> [Work task]: Every record below, from first to last, should be copied exactly; leave the pictures out.
◇ ◇ ◇
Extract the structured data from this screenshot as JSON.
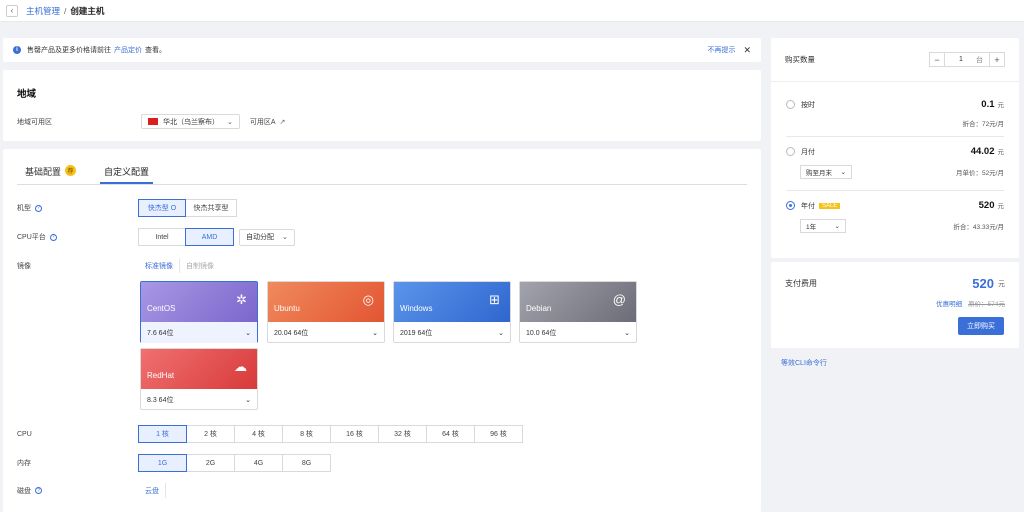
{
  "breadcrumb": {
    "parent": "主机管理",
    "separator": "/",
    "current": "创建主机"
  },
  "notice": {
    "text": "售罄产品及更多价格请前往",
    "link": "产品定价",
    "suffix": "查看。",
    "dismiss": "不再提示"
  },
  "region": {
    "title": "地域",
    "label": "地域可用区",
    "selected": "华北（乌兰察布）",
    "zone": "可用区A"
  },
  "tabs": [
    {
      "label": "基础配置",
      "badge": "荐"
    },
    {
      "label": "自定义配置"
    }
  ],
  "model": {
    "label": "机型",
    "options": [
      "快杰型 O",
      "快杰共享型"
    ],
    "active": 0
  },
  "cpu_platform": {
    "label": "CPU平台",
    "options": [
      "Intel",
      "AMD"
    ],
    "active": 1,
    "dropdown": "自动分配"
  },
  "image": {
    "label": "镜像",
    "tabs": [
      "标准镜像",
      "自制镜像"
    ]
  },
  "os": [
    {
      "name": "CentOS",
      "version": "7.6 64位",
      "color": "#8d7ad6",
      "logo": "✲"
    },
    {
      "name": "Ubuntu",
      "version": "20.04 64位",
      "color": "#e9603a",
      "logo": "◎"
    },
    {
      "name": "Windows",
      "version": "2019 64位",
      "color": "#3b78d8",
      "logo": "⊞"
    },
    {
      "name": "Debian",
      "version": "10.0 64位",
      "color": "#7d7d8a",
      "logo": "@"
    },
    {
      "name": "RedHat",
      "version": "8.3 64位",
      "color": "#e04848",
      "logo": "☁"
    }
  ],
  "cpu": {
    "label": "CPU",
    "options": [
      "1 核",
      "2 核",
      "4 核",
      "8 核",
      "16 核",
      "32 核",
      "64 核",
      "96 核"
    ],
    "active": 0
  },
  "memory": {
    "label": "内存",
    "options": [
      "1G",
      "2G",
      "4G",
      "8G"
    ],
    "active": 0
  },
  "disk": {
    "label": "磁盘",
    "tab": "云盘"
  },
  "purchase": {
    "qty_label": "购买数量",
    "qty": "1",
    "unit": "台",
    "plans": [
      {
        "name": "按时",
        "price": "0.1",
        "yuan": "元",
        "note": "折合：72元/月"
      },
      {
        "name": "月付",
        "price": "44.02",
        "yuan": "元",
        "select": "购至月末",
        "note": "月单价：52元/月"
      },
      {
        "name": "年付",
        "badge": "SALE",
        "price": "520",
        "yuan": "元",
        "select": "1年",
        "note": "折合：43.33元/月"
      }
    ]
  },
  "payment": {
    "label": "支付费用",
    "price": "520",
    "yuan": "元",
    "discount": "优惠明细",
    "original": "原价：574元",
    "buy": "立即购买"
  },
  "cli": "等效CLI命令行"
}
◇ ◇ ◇
> [Solution for this exercise]:
Extract the structured data from this screenshot as JSON.
{
  "breadcrumb": {
    "parent": "主机管理",
    "separator": "/",
    "current": "创建主机"
  },
  "notice": {
    "text": "售罄产品及更多价格请前往",
    "link": "产品定价",
    "suffix": "查看。",
    "dismiss": "不再提示"
  },
  "region": {
    "title": "地域",
    "label": "地域可用区",
    "selected": "华北（乌兰察布）",
    "zone": "可用区A"
  },
  "tabs": [
    {
      "label": "基础配置",
      "badge": "荐"
    },
    {
      "label": "自定义配置"
    }
  ],
  "model": {
    "label": "机型",
    "options": [
      "快杰型 O",
      "快杰共享型"
    ],
    "active": 0
  },
  "cpu_platform": {
    "label": "CPU平台",
    "options": [
      "Intel",
      "AMD"
    ],
    "active": 1,
    "dropdown": "自动分配"
  },
  "image": {
    "label": "镜像",
    "tabs": [
      "标准镜像",
      "自制镜像"
    ]
  },
  "os": [
    {
      "name": "CentOS",
      "version": "7.6 64位",
      "color": "#8d7ad6",
      "logo": "✲"
    },
    {
      "name": "Ubuntu",
      "version": "20.04 64位",
      "color": "#e9603a",
      "logo": "◎"
    },
    {
      "name": "Windows",
      "version": "2019 64位",
      "color": "#3b78d8",
      "logo": "⊞"
    },
    {
      "name": "Debian",
      "version": "10.0 64位",
      "color": "#7d7d8a",
      "logo": "@"
    },
    {
      "name": "RedHat",
      "version": "8.3 64位",
      "color": "#e04848",
      "logo": "☁"
    }
  ],
  "cpu": {
    "label": "CPU",
    "options": [
      "1 核",
      "2 核",
      "4 核",
      "8 核",
      "16 核",
      "32 核",
      "64 核",
      "96 核"
    ],
    "active": 0
  },
  "memory": {
    "label": "内存",
    "options": [
      "1G",
      "2G",
      "4G",
      "8G"
    ],
    "active": 0
  },
  "disk": {
    "label": "磁盘",
    "tab": "云盘"
  },
  "purchase": {
    "qty_label": "购买数量",
    "qty": "1",
    "unit": "台",
    "plans": [
      {
        "name": "按时",
        "price": "0.1",
        "yuan": "元",
        "note": "折合：72元/月"
      },
      {
        "name": "月付",
        "price": "44.02",
        "yuan": "元",
        "select": "购至月末",
        "note": "月单价：52元/月"
      },
      {
        "name": "年付",
        "badge": "SALE",
        "price": "520",
        "yuan": "元",
        "select": "1年",
        "note": "折合：43.33元/月"
      }
    ]
  },
  "payment": {
    "label": "支付费用",
    "price": "520",
    "yuan": "元",
    "discount": "优惠明细",
    "original": "原价：574元",
    "buy": "立即购买"
  },
  "cli": "等效CLI命令行"
}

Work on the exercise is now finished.